Start of Block

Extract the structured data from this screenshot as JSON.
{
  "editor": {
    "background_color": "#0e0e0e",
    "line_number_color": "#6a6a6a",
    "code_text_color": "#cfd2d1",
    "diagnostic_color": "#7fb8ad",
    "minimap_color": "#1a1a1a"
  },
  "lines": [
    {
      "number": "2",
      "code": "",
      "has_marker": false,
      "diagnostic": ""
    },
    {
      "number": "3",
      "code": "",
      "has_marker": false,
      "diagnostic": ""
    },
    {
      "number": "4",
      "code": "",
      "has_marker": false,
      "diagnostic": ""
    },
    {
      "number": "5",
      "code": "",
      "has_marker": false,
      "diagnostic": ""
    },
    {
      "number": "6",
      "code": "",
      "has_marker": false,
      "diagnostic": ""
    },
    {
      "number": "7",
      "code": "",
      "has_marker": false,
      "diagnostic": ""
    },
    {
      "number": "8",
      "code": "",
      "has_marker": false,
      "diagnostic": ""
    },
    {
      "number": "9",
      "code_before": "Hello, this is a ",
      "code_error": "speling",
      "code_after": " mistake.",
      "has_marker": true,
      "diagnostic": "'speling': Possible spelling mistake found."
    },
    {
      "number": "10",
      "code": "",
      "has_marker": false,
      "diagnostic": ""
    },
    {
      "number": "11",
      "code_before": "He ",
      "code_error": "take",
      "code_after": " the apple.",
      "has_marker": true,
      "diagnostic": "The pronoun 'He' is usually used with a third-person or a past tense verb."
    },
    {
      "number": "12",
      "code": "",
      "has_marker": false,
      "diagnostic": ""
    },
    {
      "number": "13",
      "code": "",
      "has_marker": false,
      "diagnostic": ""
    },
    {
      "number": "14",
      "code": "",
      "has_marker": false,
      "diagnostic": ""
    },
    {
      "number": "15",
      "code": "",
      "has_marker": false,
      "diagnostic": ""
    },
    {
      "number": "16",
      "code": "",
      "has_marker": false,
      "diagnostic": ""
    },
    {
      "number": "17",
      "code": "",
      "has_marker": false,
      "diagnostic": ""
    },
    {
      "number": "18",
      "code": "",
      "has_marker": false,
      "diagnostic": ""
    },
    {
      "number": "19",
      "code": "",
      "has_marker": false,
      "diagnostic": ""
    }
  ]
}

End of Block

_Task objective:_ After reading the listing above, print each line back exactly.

_Task solution:_
Extract the structured data from this screenshot as JSON.
{
  "editor": {
    "background_color": "#0e0e0e",
    "line_number_color": "#6a6a6a",
    "code_text_color": "#cfd2d1",
    "diagnostic_color": "#7fb8ad",
    "minimap_color": "#1a1a1a"
  },
  "lines": [
    {
      "number": "2",
      "code": "",
      "has_marker": false,
      "diagnostic": ""
    },
    {
      "number": "3",
      "code": "",
      "has_marker": false,
      "diagnostic": ""
    },
    {
      "number": "4",
      "code": "",
      "has_marker": false,
      "diagnostic": ""
    },
    {
      "number": "5",
      "code": "",
      "has_marker": false,
      "diagnostic": ""
    },
    {
      "number": "6",
      "code": "",
      "has_marker": false,
      "diagnostic": ""
    },
    {
      "number": "7",
      "code": "",
      "has_marker": false,
      "diagnostic": ""
    },
    {
      "number": "8",
      "code": "",
      "has_marker": false,
      "diagnostic": ""
    },
    {
      "number": "9",
      "code_before": "Hello, this is a ",
      "code_error": "speling",
      "code_after": " mistake.",
      "has_marker": true,
      "diagnostic": "'speling': Possible spelling mistake found."
    },
    {
      "number": "10",
      "code": "",
      "has_marker": false,
      "diagnostic": ""
    },
    {
      "number": "11",
      "code_before": "He ",
      "code_error": "take",
      "code_after": " the apple.",
      "has_marker": true,
      "diagnostic": "The pronoun 'He' is usually used with a third-person or a past tense verb."
    },
    {
      "number": "12",
      "code": "",
      "has_marker": false,
      "diagnostic": ""
    },
    {
      "number": "13",
      "code": "",
      "has_marker": false,
      "diagnostic": ""
    },
    {
      "number": "14",
      "code": "",
      "has_marker": false,
      "diagnostic": ""
    },
    {
      "number": "15",
      "code": "",
      "has_marker": false,
      "diagnostic": ""
    },
    {
      "number": "16",
      "code": "",
      "has_marker": false,
      "diagnostic": ""
    },
    {
      "number": "17",
      "code": "",
      "has_marker": false,
      "diagnostic": ""
    },
    {
      "number": "18",
      "code": "",
      "has_marker": false,
      "diagnostic": ""
    },
    {
      "number": "19",
      "code": "",
      "has_marker": false,
      "diagnostic": ""
    }
  ]
}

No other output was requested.